The old woman tapped my shoulder with her creased finger. I revolved in my solitary orbit to face her. She interrogated me on what I would be when I grew up. I told her I didn’t know. She responded that, for a suspended moment, possibilities are endless. After that moment, all is lost.
My sister kicked me sharply in my left shin. The agony spread through my entire limb and it went numb. She told me that pain is a part of everything, and everything is painful.
My best friend ran away. I tried to catch her but my unpracticed feet stumbled. I attempted flight without wings to carry me. She told me that life is a test. She raves that distance and time are the ultimate tests of love. Will I pass?
The teacher in the front slammed his pointer against the green blackboard. He screamed for me to pay attention and then assigned me detention. He told me my world is not my own.
The lady in the detention room directed me to take my seat. She told me to take what is given.
The delinquent next to me cursed in dismay as he cut his finger with the knife he was using to carve his initials in the desk. He told me to leave my mark on the world.
My father sighed, weary from monotonous hours. He told me life is hard and to make a life of what you love. Happiness, said he, is priceless.
My seventh husband filed for divorce. I didn’t sign a prenuptual agreement, thinking that today was forever. He told me to live in the present, but always think for the future.
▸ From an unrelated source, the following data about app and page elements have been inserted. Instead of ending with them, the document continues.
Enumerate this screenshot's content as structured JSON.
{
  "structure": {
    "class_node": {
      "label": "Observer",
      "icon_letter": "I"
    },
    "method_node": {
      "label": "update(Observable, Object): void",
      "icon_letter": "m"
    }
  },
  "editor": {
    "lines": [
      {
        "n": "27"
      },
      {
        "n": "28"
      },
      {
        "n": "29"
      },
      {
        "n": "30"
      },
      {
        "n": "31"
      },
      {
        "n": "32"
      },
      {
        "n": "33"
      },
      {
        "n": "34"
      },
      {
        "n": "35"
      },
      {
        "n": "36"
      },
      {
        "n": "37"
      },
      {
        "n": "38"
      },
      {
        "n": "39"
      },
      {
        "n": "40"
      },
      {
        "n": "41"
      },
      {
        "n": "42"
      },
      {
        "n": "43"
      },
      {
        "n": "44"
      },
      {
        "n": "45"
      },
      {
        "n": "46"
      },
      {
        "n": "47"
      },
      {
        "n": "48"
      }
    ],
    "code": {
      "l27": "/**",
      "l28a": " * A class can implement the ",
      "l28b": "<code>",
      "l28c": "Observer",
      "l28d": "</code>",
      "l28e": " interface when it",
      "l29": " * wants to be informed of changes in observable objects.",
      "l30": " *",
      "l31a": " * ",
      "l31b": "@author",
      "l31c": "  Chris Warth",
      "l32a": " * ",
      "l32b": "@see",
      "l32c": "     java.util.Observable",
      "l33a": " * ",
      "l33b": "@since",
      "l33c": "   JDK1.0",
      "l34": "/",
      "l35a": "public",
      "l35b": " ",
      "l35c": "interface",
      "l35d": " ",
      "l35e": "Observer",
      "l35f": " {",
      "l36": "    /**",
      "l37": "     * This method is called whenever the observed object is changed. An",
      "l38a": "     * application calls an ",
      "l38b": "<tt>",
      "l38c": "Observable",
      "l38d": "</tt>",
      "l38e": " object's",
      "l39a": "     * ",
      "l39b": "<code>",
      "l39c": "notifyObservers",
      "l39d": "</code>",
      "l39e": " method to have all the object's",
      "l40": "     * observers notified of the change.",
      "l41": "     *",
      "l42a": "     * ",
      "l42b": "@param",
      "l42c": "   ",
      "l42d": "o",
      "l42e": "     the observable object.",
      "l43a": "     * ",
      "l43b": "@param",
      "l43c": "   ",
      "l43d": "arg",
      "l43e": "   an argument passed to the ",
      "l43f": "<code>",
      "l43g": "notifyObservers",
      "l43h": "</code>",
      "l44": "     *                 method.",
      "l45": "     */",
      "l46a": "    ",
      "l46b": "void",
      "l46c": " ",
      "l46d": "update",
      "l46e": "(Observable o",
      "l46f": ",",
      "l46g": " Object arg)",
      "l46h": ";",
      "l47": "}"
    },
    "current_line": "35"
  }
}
The judge said I should have been smarter.
My cat settled onto my lap with the utmost of pleasure. She told me not to think too hard or too long about any one thing.
The coach stood silently watching as I ran along the winding path in the cold sleet. Not a word flowed from his solemn mouth. He told me that if I didn’t believe in myself, other people wouldn’t either.
The doctor told me I was dying. He said I’d be dead in six months, prescribing an apple a day.
The mortician commented that I look good in purple eye shadow, but that I am rather pale. She told me to try some more blush on the cheeks. Of course, I didn’t hear her.
Yet I heard everything at first. Then I told myself it was time to live. By then it was too late.
A fruit fly buzzed around my corpse. I thought it was looking for a meal, but instead it landed on my nose and stared directly into my eyes. It told me I was lucky because I lived so long and had so many chances. It said that every moment of life is precious, and I am fortunate to have had so many moments. A fruit fly lives for fourteen days, and then it is gone.